**WORK ITEM**
Exactness is required throughout. Return every record once more.

╭─ DATA EXTRACT

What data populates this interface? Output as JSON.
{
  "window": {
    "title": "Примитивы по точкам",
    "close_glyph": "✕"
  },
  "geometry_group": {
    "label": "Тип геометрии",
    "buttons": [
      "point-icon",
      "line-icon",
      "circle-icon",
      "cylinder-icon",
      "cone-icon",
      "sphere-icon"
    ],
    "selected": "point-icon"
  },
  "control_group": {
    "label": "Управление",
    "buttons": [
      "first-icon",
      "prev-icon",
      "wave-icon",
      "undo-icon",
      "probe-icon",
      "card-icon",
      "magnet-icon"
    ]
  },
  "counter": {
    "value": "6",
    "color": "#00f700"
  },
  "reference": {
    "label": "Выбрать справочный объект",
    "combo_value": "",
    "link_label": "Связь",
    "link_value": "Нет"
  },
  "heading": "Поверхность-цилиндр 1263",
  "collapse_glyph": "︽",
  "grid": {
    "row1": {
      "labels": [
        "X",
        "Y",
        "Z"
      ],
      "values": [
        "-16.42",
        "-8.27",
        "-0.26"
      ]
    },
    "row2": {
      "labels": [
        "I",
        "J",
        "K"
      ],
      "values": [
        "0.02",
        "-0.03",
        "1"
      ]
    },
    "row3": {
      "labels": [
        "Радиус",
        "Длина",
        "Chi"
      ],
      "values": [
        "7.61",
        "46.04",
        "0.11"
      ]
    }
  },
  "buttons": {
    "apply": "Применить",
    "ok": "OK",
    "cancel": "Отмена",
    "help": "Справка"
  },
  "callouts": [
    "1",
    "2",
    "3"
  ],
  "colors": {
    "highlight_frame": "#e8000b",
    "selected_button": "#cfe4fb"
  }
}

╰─

**RESPONSE TO THE EXERCISE**
What data populates this interface? Output as JSON.
{
  "window": {
    "title": "Примитивы по точкам",
    "close_glyph": "✕"
  },
  "geometry_group": {
    "label": "Тип геометрии",
    "buttons": [
      "point-icon",
      "line-icon",
      "circle-icon",
      "cylinder-icon",
      "cone-icon",
      "sphere-icon"
    ],
    "selected": "point-icon"
  },
  "control_group": {
    "label": "Управление",
    "buttons": [
      "first-icon",
      "prev-icon",
      "wave-icon",
      "undo-icon",
      "probe-icon",
      "card-icon",
      "magnet-icon"
    ]
  },
  "counter": {
    "value": "6",
    "color": "#00f700"
  },
  "reference": {
    "label": "Выбрать справочный объект",
    "combo_value": "",
    "link_label": "Связь",
    "link_value": "Нет"
  },
  "heading": "Поверхность-цилиндр 1263",
  "collapse_glyph": "︽",
  "grid": {
    "row1": {
      "labels": [
        "X",
        "Y",
        "Z"
      ],
      "values": [
        "-16.42",
        "-8.27",
        "-0.26"
      ]
    },
    "row2": {
      "labels": [
        "I",
        "J",
        "K"
      ],
      "values": [
        "0.02",
        "-0.03",
        "1"
      ]
    },
    "row3": {
      "labels": [
        "Радиус",
        "Длина",
        "Chi"
      ],
      "values": [
        "7.61",
        "46.04",
        "0.11"
      ]
    }
  },
  "buttons": {
    "apply": "Применить",
    "ok": "OK",
    "cancel": "Отмена",
    "help": "Справка"
  },
  "callouts": [
    "1",
    "2",
    "3"
  ],
  "colors": {
    "highlight_frame": "#e8000b",
    "selected_button": "#cfe4fb"
  }
}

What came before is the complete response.